MCA vice-president Datin Chew Mei Fun feels the kangkung issue has been overblown, reasserting that the vegetable was merely an example.
The prime minister, she says, was trying to make it relatable — a reason also cited by Najib himself — although she acknowledges that maybe he could have used a more appropriate example.
Najib’s message has been distorted, she adds.
“I wish people would look at the issue at hand. The government cannot be blamed for everything as there are things beyond their control.”
She, however, sympathises with the rakyat who want a good life without any price hikes. People feel the government has not done enough.
“We have to do more,” she says.
Chew’s fellow colleague, Umno Supreme Council member Datuk Rosnah Abdul Rashid Shirlin, describes the criticisms levelled at Najib as “ill”, stating that the jokes have gone overboard.
The former Puteri chief argues that the essence of the speech was to show that there have been positive changes.
“It may be small, but it’s there,” the Papar member of parliament says.
Although times were tough for Malaysia, it would be more beneficial to work together instead of ridiculing or bashing each other.
MIC central committee member Datuk S. Murugessan agrees that some have gone overboard with their ridiculing of the Barisan Nasional chairman.
The former MIC secretary-general says the opposition’s harping over the matter reveals it has run out of ideas to pick on.
“It also shows that its propaganda machine has a lot of time on its hands,” he says, adding there are more important issues to address.
Political analyst Dr Sivamurugan Pandian says the whole thing has evolved into a form of character assassination.
The rakyat should evaluate the prime minister based on the entire speech he made instead of a mere “20 seconds”.
Sivamurugan, however, points out that as politics is about perception, the opposition will exploit it.
“But it can also earn Najib sympathy.”
Political analyst Dr James Chin, meanwhile, says the government cannot take credit for prices of some food items (such as kangkung) going down as they are controlled by the free market.

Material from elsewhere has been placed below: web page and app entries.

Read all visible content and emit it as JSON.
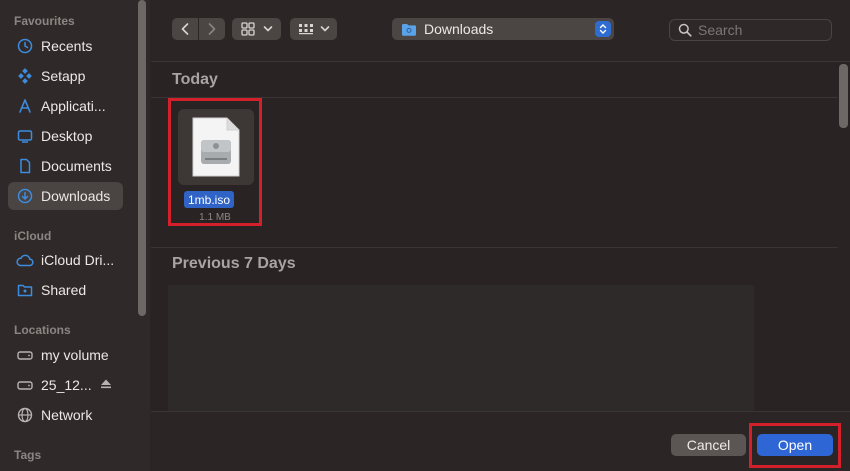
{
  "sidebar": {
    "favourites_title": "Favourites",
    "favourites": [
      {
        "label": "Recents",
        "icon": "clock-icon"
      },
      {
        "label": "Setapp",
        "icon": "setapp-icon"
      },
      {
        "label": "Applicati...",
        "icon": "applications-icon"
      },
      {
        "label": "Desktop",
        "icon": "desktop-icon"
      },
      {
        "label": "Documents",
        "icon": "document-icon"
      },
      {
        "label": "Downloads",
        "icon": "downloads-icon",
        "selected": true
      }
    ],
    "icloud_title": "iCloud",
    "icloud": [
      {
        "label": "iCloud Dri...",
        "icon": "cloud-icon"
      },
      {
        "label": "Shared",
        "icon": "shared-folder-icon"
      }
    ],
    "locations_title": "Locations",
    "locations": [
      {
        "label": "my volume",
        "icon": "drive-icon"
      },
      {
        "label": "25_12...",
        "icon": "drive-icon",
        "ejectable": true
      },
      {
        "label": "Network",
        "icon": "globe-icon"
      }
    ],
    "tags_title": "Tags"
  },
  "toolbar": {
    "location": "Downloads",
    "search_placeholder": "Search"
  },
  "groups": {
    "today": "Today",
    "previous": "Previous 7 Days"
  },
  "files": [
    {
      "name": "1mb.iso",
      "size": "1.1 MB",
      "icon": "disk-image-icon"
    }
  ],
  "buttons": {
    "cancel": "Cancel",
    "open": "Open"
  },
  "colors": {
    "accent": "#2f66d6",
    "highlight": "#d4202a",
    "sidebar_icon": "#3d8ce0"
  }
}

“At the same time, neither can the prime minister be blamed when prices go up,” he says. Najib could have come up with a better example, he adds.
Rather than go on the defensive, Najib should have humoured his critics, he says.